- On the right are suppliers of cash. Customers, shareholders bankers, insurers.
- Connect each supplier to the corporation using the same sequence
- need of corporation>
- market for need>
- value proposition to market>
- channel to market>
- Value proposition to corporation>
- Store value at the top.
- Identify resources at the bottom.
It might take a while to see how these building blocks fit together to show the logic of value creation from the perspective of the corporation.
But keep trying. The future of your company legally, commercially and logically depends on getting all its needs satisfied. And, if all else fails, and you still believe Milton Friedman and the idea that corporations exist to maximize shareholder value read this before you make up your mind.
Taking MODELING TO THE NEXT LEVEL
How the corporation works is just the beginning.
The reason why modelling matters is that, along with senior management the board is at the heart of the logic of value creation. Not only is my model designed to show how corporations work, It's also designed to put the four forces of management at its core: directorship, leadership, management and governance.
For those unfamiliar with my work, I argue that governing and directing are different. In fact, I argue that governing is most likely a variety of managing and directing is a variety of leading. All four are needed for success.

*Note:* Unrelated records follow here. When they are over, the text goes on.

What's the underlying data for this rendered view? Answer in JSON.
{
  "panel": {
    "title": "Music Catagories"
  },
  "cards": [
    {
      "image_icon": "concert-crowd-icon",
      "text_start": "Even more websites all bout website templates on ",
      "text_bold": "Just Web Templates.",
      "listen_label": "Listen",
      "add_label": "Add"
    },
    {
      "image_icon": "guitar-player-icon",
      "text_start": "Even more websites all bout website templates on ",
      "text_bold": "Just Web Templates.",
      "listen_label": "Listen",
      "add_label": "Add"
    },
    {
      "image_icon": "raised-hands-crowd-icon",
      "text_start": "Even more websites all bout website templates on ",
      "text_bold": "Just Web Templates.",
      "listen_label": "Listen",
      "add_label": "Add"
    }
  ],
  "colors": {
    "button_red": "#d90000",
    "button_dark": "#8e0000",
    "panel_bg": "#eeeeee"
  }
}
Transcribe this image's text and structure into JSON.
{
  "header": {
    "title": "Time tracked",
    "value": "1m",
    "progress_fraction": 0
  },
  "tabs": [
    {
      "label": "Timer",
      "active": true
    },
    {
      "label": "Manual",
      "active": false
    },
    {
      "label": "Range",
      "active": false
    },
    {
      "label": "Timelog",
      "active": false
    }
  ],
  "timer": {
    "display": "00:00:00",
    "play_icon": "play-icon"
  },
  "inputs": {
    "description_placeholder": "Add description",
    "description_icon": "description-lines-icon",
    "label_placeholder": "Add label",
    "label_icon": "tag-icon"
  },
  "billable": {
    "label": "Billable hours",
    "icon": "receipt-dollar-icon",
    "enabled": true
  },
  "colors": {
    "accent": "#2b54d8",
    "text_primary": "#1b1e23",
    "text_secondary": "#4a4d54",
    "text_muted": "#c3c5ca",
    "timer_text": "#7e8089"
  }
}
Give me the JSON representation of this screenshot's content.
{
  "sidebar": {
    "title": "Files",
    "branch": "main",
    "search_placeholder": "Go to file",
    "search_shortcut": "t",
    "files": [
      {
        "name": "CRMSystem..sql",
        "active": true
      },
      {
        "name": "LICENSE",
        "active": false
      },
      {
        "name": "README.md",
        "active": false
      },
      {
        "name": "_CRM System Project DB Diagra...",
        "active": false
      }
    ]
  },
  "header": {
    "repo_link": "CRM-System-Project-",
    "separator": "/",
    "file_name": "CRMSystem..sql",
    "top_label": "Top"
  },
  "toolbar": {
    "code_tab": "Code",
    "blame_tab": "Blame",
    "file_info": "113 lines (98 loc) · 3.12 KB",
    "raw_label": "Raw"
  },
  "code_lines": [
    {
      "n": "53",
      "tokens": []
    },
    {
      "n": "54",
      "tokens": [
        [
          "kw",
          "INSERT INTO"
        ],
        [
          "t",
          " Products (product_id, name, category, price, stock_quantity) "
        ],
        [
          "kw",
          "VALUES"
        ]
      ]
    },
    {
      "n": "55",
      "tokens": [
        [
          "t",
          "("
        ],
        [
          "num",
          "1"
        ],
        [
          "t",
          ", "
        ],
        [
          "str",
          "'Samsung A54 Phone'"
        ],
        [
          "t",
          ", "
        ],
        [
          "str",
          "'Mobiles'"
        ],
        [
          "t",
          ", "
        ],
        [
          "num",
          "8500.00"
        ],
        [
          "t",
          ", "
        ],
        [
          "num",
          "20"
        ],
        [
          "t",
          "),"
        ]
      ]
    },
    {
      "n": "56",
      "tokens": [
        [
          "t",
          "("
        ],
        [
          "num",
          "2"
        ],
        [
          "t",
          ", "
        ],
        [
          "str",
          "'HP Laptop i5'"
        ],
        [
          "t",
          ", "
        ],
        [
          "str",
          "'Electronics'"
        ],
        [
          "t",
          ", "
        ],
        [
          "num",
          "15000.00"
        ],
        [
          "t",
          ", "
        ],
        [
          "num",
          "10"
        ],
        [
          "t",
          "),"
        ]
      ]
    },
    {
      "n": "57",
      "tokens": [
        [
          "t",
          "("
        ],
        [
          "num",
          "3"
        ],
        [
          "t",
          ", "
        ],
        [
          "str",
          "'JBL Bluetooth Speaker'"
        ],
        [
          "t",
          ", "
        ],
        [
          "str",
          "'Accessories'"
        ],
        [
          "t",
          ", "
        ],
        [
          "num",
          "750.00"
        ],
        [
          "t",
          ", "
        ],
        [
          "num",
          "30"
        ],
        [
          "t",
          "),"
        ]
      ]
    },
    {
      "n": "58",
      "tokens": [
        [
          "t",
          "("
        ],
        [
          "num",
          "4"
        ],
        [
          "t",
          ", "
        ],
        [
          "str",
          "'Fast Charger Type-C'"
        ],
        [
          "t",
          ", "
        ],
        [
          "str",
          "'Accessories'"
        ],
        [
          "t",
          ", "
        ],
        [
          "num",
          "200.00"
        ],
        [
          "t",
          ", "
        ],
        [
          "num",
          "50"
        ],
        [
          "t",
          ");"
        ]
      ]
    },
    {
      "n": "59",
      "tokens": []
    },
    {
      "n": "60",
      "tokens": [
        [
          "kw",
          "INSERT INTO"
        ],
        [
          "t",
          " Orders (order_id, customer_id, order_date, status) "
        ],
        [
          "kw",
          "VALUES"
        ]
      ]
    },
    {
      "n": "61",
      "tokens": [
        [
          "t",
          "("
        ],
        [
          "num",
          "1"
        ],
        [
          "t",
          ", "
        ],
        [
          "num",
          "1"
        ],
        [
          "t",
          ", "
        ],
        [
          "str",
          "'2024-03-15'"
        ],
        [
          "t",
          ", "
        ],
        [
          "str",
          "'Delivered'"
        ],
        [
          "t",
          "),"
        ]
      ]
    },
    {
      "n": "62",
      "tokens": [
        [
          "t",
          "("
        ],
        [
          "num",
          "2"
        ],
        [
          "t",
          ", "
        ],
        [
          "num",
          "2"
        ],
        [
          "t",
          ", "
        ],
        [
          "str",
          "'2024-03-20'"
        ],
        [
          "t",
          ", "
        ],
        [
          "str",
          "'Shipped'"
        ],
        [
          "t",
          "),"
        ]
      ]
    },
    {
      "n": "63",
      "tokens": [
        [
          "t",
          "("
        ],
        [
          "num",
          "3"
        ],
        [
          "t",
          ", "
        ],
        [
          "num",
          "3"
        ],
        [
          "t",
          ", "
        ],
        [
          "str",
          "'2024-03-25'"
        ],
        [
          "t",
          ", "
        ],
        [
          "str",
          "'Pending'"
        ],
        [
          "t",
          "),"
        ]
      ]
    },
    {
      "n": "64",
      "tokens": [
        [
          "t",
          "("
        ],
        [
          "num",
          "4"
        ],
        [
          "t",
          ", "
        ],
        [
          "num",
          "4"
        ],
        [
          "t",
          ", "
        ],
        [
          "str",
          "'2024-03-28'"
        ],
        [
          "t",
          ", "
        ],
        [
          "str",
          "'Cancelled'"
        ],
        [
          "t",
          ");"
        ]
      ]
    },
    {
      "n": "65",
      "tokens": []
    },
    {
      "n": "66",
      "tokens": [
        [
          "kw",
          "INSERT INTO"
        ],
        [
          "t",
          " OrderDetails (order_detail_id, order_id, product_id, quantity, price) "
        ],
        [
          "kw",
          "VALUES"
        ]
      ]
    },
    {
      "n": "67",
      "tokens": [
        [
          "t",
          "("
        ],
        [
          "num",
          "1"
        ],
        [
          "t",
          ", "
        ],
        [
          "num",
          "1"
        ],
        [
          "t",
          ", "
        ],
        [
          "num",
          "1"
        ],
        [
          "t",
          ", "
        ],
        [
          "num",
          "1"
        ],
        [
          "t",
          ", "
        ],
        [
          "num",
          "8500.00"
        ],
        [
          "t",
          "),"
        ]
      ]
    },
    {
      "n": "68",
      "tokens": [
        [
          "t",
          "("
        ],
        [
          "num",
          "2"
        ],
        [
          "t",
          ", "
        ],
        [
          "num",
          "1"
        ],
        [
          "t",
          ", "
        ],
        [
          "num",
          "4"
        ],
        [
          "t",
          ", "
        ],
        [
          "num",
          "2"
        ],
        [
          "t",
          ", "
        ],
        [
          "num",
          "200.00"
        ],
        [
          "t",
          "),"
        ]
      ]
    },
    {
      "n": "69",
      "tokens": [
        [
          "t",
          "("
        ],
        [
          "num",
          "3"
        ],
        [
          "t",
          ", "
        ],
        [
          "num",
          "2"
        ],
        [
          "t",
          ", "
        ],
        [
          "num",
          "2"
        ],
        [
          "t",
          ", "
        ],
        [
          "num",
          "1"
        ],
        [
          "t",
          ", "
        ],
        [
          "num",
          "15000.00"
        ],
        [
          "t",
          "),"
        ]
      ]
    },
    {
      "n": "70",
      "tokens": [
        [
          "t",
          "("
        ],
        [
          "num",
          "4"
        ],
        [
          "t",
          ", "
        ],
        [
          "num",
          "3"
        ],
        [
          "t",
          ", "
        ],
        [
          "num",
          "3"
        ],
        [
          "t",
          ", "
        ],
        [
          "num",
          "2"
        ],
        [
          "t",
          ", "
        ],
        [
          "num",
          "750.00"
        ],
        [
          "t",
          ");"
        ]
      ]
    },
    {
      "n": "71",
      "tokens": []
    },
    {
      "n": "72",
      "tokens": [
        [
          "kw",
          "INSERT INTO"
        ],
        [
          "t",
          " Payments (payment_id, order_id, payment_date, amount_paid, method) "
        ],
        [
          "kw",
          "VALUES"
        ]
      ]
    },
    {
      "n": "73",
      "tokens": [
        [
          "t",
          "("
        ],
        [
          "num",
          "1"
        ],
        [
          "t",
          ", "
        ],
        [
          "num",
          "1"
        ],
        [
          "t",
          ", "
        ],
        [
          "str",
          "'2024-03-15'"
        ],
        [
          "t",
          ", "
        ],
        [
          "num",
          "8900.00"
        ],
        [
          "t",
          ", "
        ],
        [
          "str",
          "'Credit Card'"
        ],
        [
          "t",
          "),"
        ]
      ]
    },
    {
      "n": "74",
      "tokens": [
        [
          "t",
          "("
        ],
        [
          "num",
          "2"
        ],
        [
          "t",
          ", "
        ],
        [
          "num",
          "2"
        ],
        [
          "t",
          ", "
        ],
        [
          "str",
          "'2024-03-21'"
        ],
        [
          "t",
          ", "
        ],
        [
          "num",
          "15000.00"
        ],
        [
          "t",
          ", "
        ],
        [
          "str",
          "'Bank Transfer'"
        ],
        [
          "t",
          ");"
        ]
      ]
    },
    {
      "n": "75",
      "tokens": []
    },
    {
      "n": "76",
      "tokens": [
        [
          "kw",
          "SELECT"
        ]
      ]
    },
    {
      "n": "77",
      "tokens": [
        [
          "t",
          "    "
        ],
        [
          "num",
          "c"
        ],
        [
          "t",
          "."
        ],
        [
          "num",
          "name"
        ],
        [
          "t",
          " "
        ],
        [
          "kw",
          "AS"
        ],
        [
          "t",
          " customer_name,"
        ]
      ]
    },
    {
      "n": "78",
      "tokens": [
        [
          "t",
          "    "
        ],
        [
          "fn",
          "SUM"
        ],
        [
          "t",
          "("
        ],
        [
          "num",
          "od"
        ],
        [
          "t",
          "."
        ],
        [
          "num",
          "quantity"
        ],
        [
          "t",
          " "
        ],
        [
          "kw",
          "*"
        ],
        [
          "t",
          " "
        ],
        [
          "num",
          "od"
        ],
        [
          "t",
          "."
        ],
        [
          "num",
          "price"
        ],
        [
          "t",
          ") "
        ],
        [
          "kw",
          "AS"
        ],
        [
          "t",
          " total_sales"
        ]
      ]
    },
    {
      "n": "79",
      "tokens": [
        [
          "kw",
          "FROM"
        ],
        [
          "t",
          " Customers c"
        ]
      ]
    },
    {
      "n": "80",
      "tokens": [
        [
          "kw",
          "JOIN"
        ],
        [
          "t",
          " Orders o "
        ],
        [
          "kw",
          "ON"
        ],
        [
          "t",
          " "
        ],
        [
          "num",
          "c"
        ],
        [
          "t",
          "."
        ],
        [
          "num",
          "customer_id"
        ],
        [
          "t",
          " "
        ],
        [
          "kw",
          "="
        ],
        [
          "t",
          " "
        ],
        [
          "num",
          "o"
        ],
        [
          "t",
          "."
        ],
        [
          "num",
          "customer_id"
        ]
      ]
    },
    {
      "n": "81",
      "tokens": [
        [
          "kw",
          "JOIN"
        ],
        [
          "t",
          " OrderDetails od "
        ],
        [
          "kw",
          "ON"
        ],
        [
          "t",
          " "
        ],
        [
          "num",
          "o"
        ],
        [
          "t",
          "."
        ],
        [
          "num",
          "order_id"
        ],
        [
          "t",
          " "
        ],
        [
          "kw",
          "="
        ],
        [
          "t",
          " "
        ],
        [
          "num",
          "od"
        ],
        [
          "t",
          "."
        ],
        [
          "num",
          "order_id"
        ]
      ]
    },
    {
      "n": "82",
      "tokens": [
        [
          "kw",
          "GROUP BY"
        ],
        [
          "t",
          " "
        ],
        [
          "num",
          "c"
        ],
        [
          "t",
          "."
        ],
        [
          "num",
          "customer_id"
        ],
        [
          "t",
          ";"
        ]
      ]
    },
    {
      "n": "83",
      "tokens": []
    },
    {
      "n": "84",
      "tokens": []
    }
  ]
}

Whereas Governance is focused on doing things right to preserve value. Directorship is focused on doing the right things to create value.
And at the core of Directorship is mechanics.
Mechanics is the logical plan that connects their work to value creation. For more on my model of leadership in the boardroom click here.
"The future is already here — it's just not very evenly distributed."
Last month the National Association of Company Directors (NACD) announced the formation of a Blue Ribbon Commission that will "focus on the board's role in recalibrating the enterprise's corporate strategy in response to market forces". The brief for more than 20 high profile corporate directors and governance professionals is to provide guidance to boards on "recognizing potential disruptors, assessing alternative approaches, and recalibrating the strategic plan".
The NACD will issue the Blue Ribbon Commission on Recalibrating Strategy later this year. My advice is not to make the same mistake as the organization that refused to include business modelling in their course on board leadership. Don't waste the head start you've been given. After all, you're holding the map.
*This is an updated version published 28 May 2014.